A verbatim copy of the full data, with no pictures, is the expected answer.

== TASK INPUTS

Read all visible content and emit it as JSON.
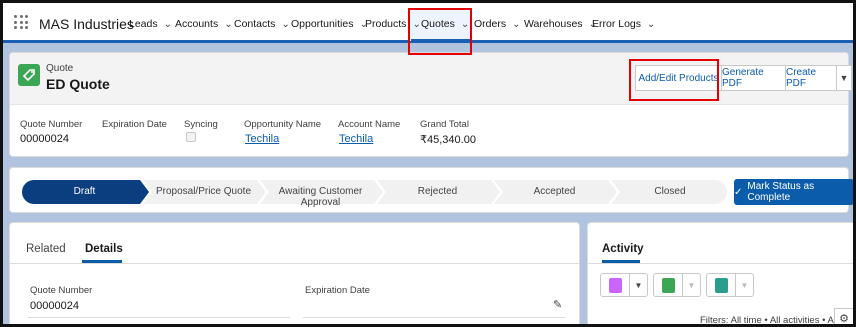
{
  "nav": {
    "app_name": "MAS Industries",
    "items": [
      {
        "label": "Leads"
      },
      {
        "label": "Accounts"
      },
      {
        "label": "Contacts"
      },
      {
        "label": "Opportunities"
      },
      {
        "label": "Products"
      },
      {
        "label": "Quotes"
      },
      {
        "label": "Orders"
      },
      {
        "label": "Warehouses"
      },
      {
        "label": "Error Logs"
      }
    ],
    "selected": "Quotes"
  },
  "record": {
    "object_label": "Quote",
    "title": "ED Quote",
    "actions": [
      "Add/Edit Products",
      "Generate PDF",
      "Create PDF"
    ]
  },
  "highlights": {
    "quote_number_label": "Quote Number",
    "quote_number": "00000024",
    "expiration_label": "Expiration Date",
    "syncing_label": "Syncing",
    "opportunity_label": "Opportunity Name",
    "opportunity": "Techila",
    "account_label": "Account Name",
    "account": "Techila",
    "grand_total_label": "Grand Total",
    "grand_total": "₹45,340.00"
  },
  "path": {
    "stages": [
      "Draft",
      "Proposal/Price Quote",
      "Awaiting Customer Approval",
      "Rejected",
      "Accepted",
      "Closed"
    ],
    "current": "Draft",
    "mark_button": "Mark Status as Complete"
  },
  "details": {
    "tabs": [
      "Related",
      "Details"
    ],
    "active_tab": "Details",
    "quote_number_label": "Quote Number",
    "quote_number": "00000024",
    "expiration_label": "Expiration Date"
  },
  "activity": {
    "title": "Activity",
    "filters": "Filters: All time • All activities • All types"
  },
  "colors": {
    "brand": "#0b5cab",
    "path_active": "#0b3e7e",
    "highlight_box": "#e30000",
    "quote_icon": "#3ba755"
  }
}
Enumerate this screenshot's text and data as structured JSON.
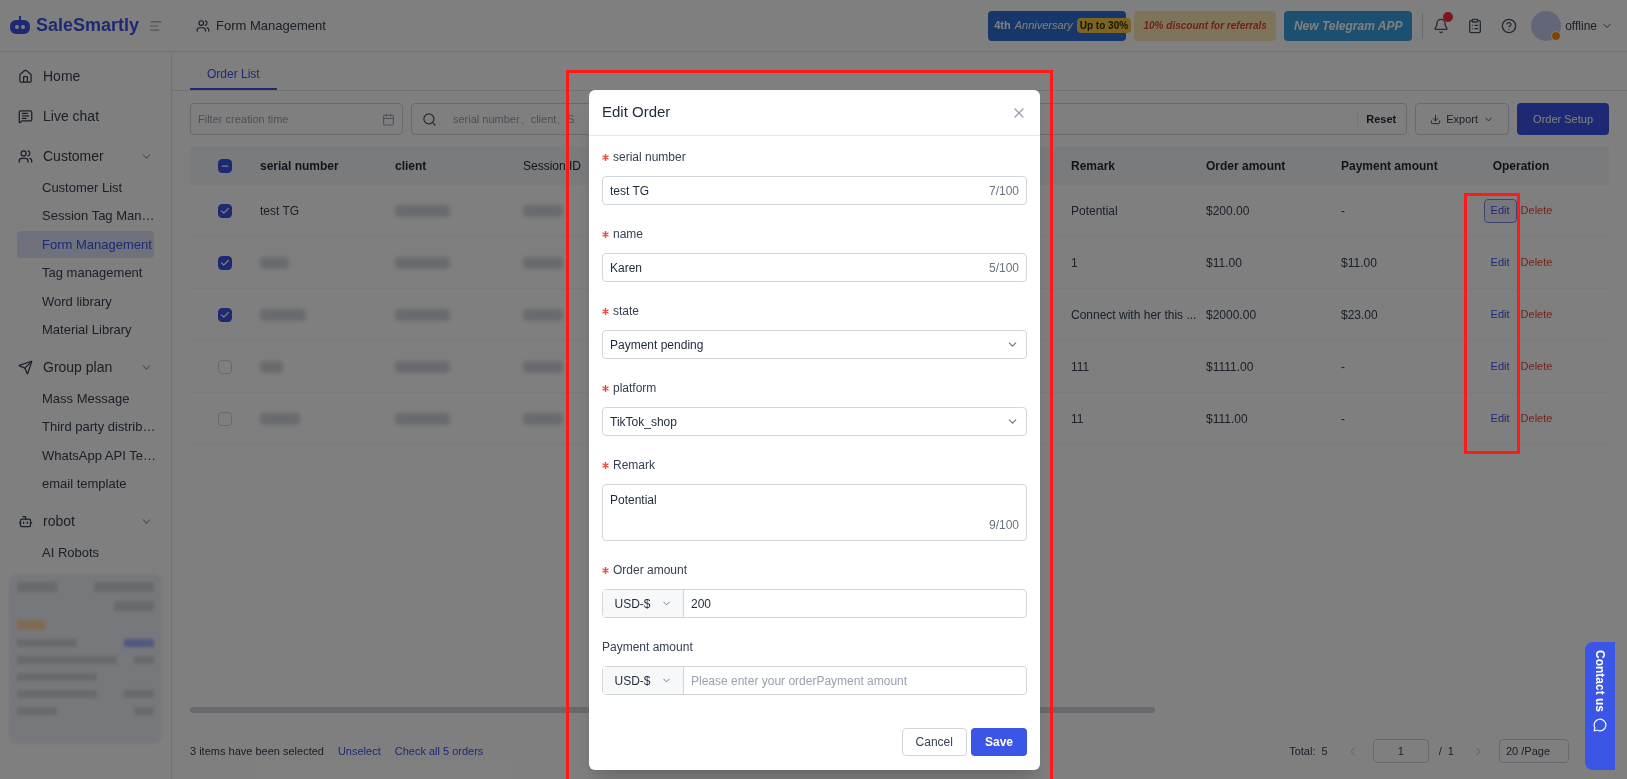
{
  "brand": "SaleSmartly",
  "header": {
    "title": "Form Management",
    "banners": [
      {
        "kind": "anniversary",
        "text": "Anniversary",
        "tag": "Up to 30%",
        "prefix": "4th"
      },
      {
        "kind": "referral",
        "text": "10% discount for referrals"
      },
      {
        "kind": "telegram",
        "text": "New Telegram APP"
      }
    ],
    "notification_badge": true,
    "status": "offline"
  },
  "sidebar": {
    "items": [
      {
        "label": "Home",
        "selected": false
      },
      {
        "label": "Live chat",
        "selected": false
      },
      {
        "label": "Customer",
        "expanded": true,
        "children": [
          {
            "label": "Customer List",
            "selected": false
          },
          {
            "label": "Session Tag Man…",
            "selected": false
          },
          {
            "label": "Form Management",
            "selected": true
          },
          {
            "label": "Tag management",
            "selected": false
          },
          {
            "label": "Word library",
            "selected": false
          },
          {
            "label": "Material Library",
            "selected": false
          }
        ]
      },
      {
        "label": "Group plan",
        "expanded": true,
        "children": [
          {
            "label": "Mass Message",
            "selected": false
          },
          {
            "label": "Third party distrib…",
            "selected": false
          },
          {
            "label": "WhatsApp API Te…",
            "selected": false
          },
          {
            "label": "email template",
            "selected": false
          }
        ]
      },
      {
        "label": "robot",
        "expanded": true,
        "children": [
          {
            "label": "AI Robots",
            "selected": false
          }
        ]
      }
    ]
  },
  "tabs": [
    {
      "label": "Order List",
      "selected": true
    }
  ],
  "toolbar": {
    "date_placeholder": "Filter creation time",
    "search_placeholder": "serial number、client、S",
    "reset": "Reset",
    "export": "Export",
    "setup": "Order Setup"
  },
  "table": {
    "select_all_partial": true,
    "columns": [
      "serial number",
      "client",
      "Session ID",
      "Remark",
      "Order amount",
      "Payment amount",
      "Operation"
    ],
    "rows": [
      {
        "checked": true,
        "serial_number": "test TG",
        "remark": "Potential",
        "order_amount": "$200.00",
        "payment_amount": "-",
        "edit": "Edit",
        "delete": "Delete",
        "focused": true
      },
      {
        "checked": true,
        "remark": "1",
        "order_amount": "$11.00",
        "payment_amount": "$11.00",
        "edit": "Edit",
        "delete": "Delete",
        "focused": false
      },
      {
        "checked": true,
        "remark": "Connect with her this ...",
        "order_amount": "$2000.00",
        "payment_amount": "$23.00",
        "edit": "Edit",
        "delete": "Delete",
        "focused": false
      },
      {
        "checked": false,
        "remark": "111",
        "order_amount": "$1111.00",
        "payment_amount": "-",
        "edit": "Edit",
        "delete": "Delete",
        "focused": false
      },
      {
        "checked": false,
        "remark": "11",
        "order_amount": "$111.00",
        "payment_amount": "-",
        "edit": "Edit",
        "delete": "Delete",
        "focused": false
      }
    ]
  },
  "footer": {
    "selected_text": "3 items have been selected",
    "unselect": "Unselect",
    "check_all": "Check all 5 orders",
    "total": "Total:  5",
    "page": "1",
    "pages": "/  1",
    "page_size": "20 /Page"
  },
  "contact": "Contact us",
  "dialog": {
    "title": "Edit Order",
    "fields": [
      {
        "kind": "text",
        "label": "serial number",
        "required": true,
        "value": "test TG",
        "counter": "7/100"
      },
      {
        "kind": "text",
        "label": "name",
        "required": true,
        "value": "Karen",
        "counter": "5/100"
      },
      {
        "kind": "select",
        "label": "state",
        "required": true,
        "value": "Payment pending"
      },
      {
        "kind": "select",
        "label": "platform",
        "required": true,
        "value": "TikTok_shop"
      },
      {
        "kind": "textarea",
        "label": "Remark",
        "required": true,
        "value": "Potential",
        "counter": "9/100"
      },
      {
        "kind": "currency",
        "label": "Order amount",
        "required": true,
        "currency": "USD-$",
        "value": "200"
      },
      {
        "kind": "currency",
        "label": "Payment amount",
        "required": false,
        "currency": "USD-$",
        "placeholder": "Please enter your orderPayment amount"
      }
    ],
    "cancel": "Cancel",
    "save": "Save"
  }
}
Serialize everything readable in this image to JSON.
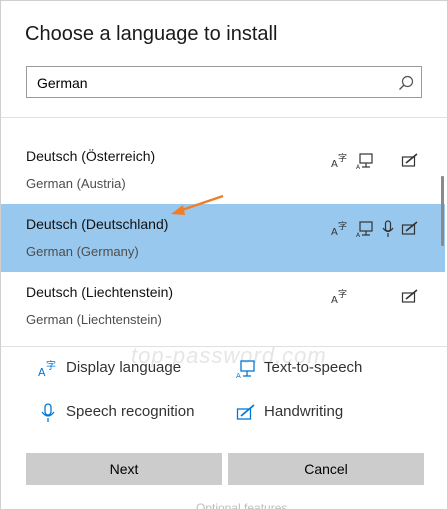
{
  "dialog": {
    "title": "Choose a language to install",
    "search": {
      "value": "German",
      "icon": "search-icon"
    },
    "list": {
      "peek_text": "",
      "rows": [
        {
          "name": "Deutsch (Österreich)",
          "sub": "German (Austria)",
          "selected": false,
          "features": [
            "display-language",
            "text-to-speech",
            "handwriting"
          ]
        },
        {
          "name": "Deutsch (Deutschland)",
          "sub": "German (Germany)",
          "selected": true,
          "features": [
            "display-language",
            "text-to-speech",
            "speech-recognition",
            "handwriting"
          ]
        },
        {
          "name": "Deutsch (Liechtenstein)",
          "sub": "German (Liechtenstein)",
          "selected": false,
          "features": [
            "display-language",
            "handwriting"
          ]
        }
      ]
    },
    "legend": {
      "display_language": "Display language",
      "text_to_speech": "Text-to-speech",
      "speech_recognition": "Speech recognition",
      "handwriting": "Handwriting"
    },
    "watermark": "top-password.com",
    "buttons": {
      "next": "Next",
      "cancel": "Cancel"
    },
    "bottom_text": "Optional features"
  },
  "colors": {
    "selected_row": "#99c8ee",
    "accent_icon": "#0078d7",
    "arrow": "#f07d28",
    "button": "#cccccc"
  }
}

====

_RESPONSE:_
Read all visible content and emit it as JSON.
{
  "nav": {
    "app_name": "MAS Industries",
    "items": [
      {
        "label": "Leads"
      },
      {
        "label": "Accounts"
      },
      {
        "label": "Contacts"
      },
      {
        "label": "Opportunities"
      },
      {
        "label": "Products"
      },
      {
        "label": "Quotes"
      },
      {
        "label": "Orders"
      },
      {
        "label": "Warehouses"
      },
      {
        "label": "Error Logs"
      }
    ],
    "selected": "Quotes"
  },
  "record": {
    "object_label": "Quote",
    "title": "ED Quote",
    "actions": [
      "Add/Edit Products",
      "Generate PDF",
      "Create PDF"
    ]
  },
  "highlights": {
    "quote_number_label": "Quote Number",
    "quote_number": "00000024",
    "expiration_label": "Expiration Date",
    "syncing_label": "Syncing",
    "opportunity_label": "Opportunity Name",
    "opportunity": "Techila",
    "account_label": "Account Name",
    "account": "Techila",
    "grand_total_label": "Grand Total",
    "grand_total": "₹45,340.00"
  },
  "path": {
    "stages": [
      "Draft",
      "Proposal/Price Quote",
      "Awaiting Customer Approval",
      "Rejected",
      "Accepted",
      "Closed"
    ],
    "current": "Draft",
    "mark_button": "Mark Status as Complete"
  },
  "details": {
    "tabs": [
      "Related",
      "Details"
    ],
    "active_tab": "Details",
    "quote_number_label": "Quote Number",
    "quote_number": "00000024",
    "expiration_label": "Expiration Date"
  },
  "activity": {
    "title": "Activity",
    "filters": "Filters: All time • All activities • All types"
  },
  "colors": {
    "brand": "#0b5cab",
    "path_active": "#0b3e7e",
    "highlight_box": "#e30000",
    "quote_icon": "#3ba755"
  }
}
Enumerate this screenshot's text and data as structured JSON.
{
  "brand": "SaleSmartly",
  "header": {
    "title": "Form Management",
    "banners": [
      {
        "kind": "anniversary",
        "text": "Anniversary",
        "tag": "Up to 30%",
        "prefix": "4th"
      },
      {
        "kind": "referral",
        "text": "10% discount for referrals"
      },
      {
        "kind": "telegram",
        "text": "New Telegram APP"
      }
    ],
    "notification_badge": true,
    "status": "offline"
  },
  "sidebar": {
    "items": [
      {
        "label": "Home",
        "selected": false
      },
      {
        "label": "Live chat",
        "selected": false
      },
      {
        "label": "Customer",
        "expanded": true,
        "children": [
          {
            "label": "Customer List",
            "selected": false
          },
          {
            "label": "Session Tag Man…",
            "selected": false
          },
          {
            "label": "Form Management",
            "selected": true
          },
          {
            "label": "Tag management",
            "selected": false
          },
          {
            "label": "Word library",
            "selected": false
          },
          {
            "label": "Material Library",
            "selected": false
          }
        ]
      },
      {
        "label": "Group plan",
        "expanded": true,
        "children": [
          {
            "label": "Mass Message",
            "selected": false
          },
          {
            "label": "Third party distrib…",
            "selected": false
          },
          {
            "label": "WhatsApp API Te…",
            "selected": false
          },
          {
            "label": "email template",
            "selected": false
          }
        ]
      },
      {
        "label": "robot",
        "expanded": true,
        "children": [
          {
            "label": "AI Robots",
            "selected": false
          }
        ]
      }
    ]
  },
  "tabs": [
    {
      "label": "Order List",
      "selected": true
    }
  ],
  "toolbar": {
    "date_placeholder": "Filter creation time",
    "search_placeholder": "serial number、client、S",
    "reset": "Reset",
    "export": "Export",
    "setup": "Order Setup"
  },
  "table": {
    "select_all_partial": true,
    "columns": [
      "serial number",
      "client",
      "Session ID",
      "Remark",
      "Order amount",
      "Payment amount",
      "Operation"
    ],
    "rows": [
      {
        "checked": true,
        "serial_number": "test TG",
        "remark": "Potential",
        "order_amount": "$200.00",
        "payment_amount": "-",
        "edit": "Edit",
        "delete": "Delete",
        "focused": true
      },
      {
        "checked": true,
        "remark": "1",
        "order_amount": "$11.00",
        "payment_amount": "$11.00",
        "edit": "Edit",
        "delete": "Delete",
        "focused": false
      },
      {
        "checked": true,
        "remark": "Connect with her this ...",
        "order_amount": "$2000.00",
        "payment_amount": "$23.00",
        "edit": "Edit",
        "delete": "Delete",
        "focused": false
      },
      {
        "checked": false,
        "remark": "111",
        "order_amount": "$1111.00",
        "payment_amount": "-",
        "edit": "Edit",
        "delete": "Delete",
        "focused": false
      },
      {
        "checked": false,
        "remark": "11",
        "order_amount": "$111.00",
        "payment_amount": "-",
        "edit": "Edit",
        "delete": "Delete",
        "focused": false
      }
    ]
  },
  "footer": {
    "selected_text": "3 items have been selected",
    "unselect": "Unselect",
    "check_all": "Check all 5 orders",
    "total": "Total:  5",
    "page": "1",
    "pages": "/  1",
    "page_size": "20 /Page"
  },
  "contact": "Contact us",
  "dialog": {
    "title": "Edit Order",
    "fields": [
      {
        "kind": "text",
        "label": "serial number",
        "required": true,
        "value": "test TG",
        "counter": "7/100"
      },
      {
        "kind": "text",
        "label": "name",
        "required": true,
        "value": "Karen",
        "counter": "5/100"
      },
      {
        "kind": "select",
        "label": "state",
        "required": true,
        "value": "Payment pending"
      },
      {
        "kind": "select",
        "label": "platform",
        "required": true,
        "value": "TikTok_shop"
      },
      {
        "kind": "textarea",
        "label": "Remark",
        "required": true,
        "value": "Potential",
        "counter": "9/100"
      },
      {
        "kind": "currency",
        "label": "Order amount",
        "required": true,
        "currency": "USD-$",
        "value": "200"
      },
      {
        "kind": "currency",
        "label": "Payment amount",
        "required": false,
        "currency": "USD-$",
        "placeholder": "Please enter your orderPayment amount"
      }
    ],
    "cancel": "Cancel",
    "save": "Save"
  }
}
Serialize everything readable in this image to JSON.
{
  "dialog": {
    "title": "Choose a language to install",
    "search": {
      "value": "German",
      "icon": "search-icon"
    },
    "list": {
      "peek_text": "",
      "rows": [
        {
          "name": "Deutsch (Österreich)",
          "sub": "German (Austria)",
          "selected": false,
          "features": [
            "display-language",
            "text-to-speech",
            "handwriting"
          ]
        },
        {
          "name": "Deutsch (Deutschland)",
          "sub": "German (Germany)",
          "selected": true,
          "features": [
            "display-language",
            "text-to-speech",
            "speech-recognition",
            "handwriting"
          ]
        },
        {
          "name": "Deutsch (Liechtenstein)",
          "sub": "German (Liechtenstein)",
          "selected": false,
          "features": [
            "display-language",
            "handwriting"
          ]
        }
      ]
    },
    "legend": {
      "display_language": "Display language",
      "text_to_speech": "Text-to-speech",
      "speech_recognition": "Speech recognition",
      "handwriting": "Handwriting"
    },
    "watermark": "top-password.com",
    "buttons": {
      "next": "Next",
      "cancel": "Cancel"
    },
    "bottom_text": "Optional features"
  },
  "colors": {
    "selected_row": "#99c8ee",
    "accent_icon": "#0078d7",
    "arrow": "#f07d28",
    "button": "#cccccc"
  }
}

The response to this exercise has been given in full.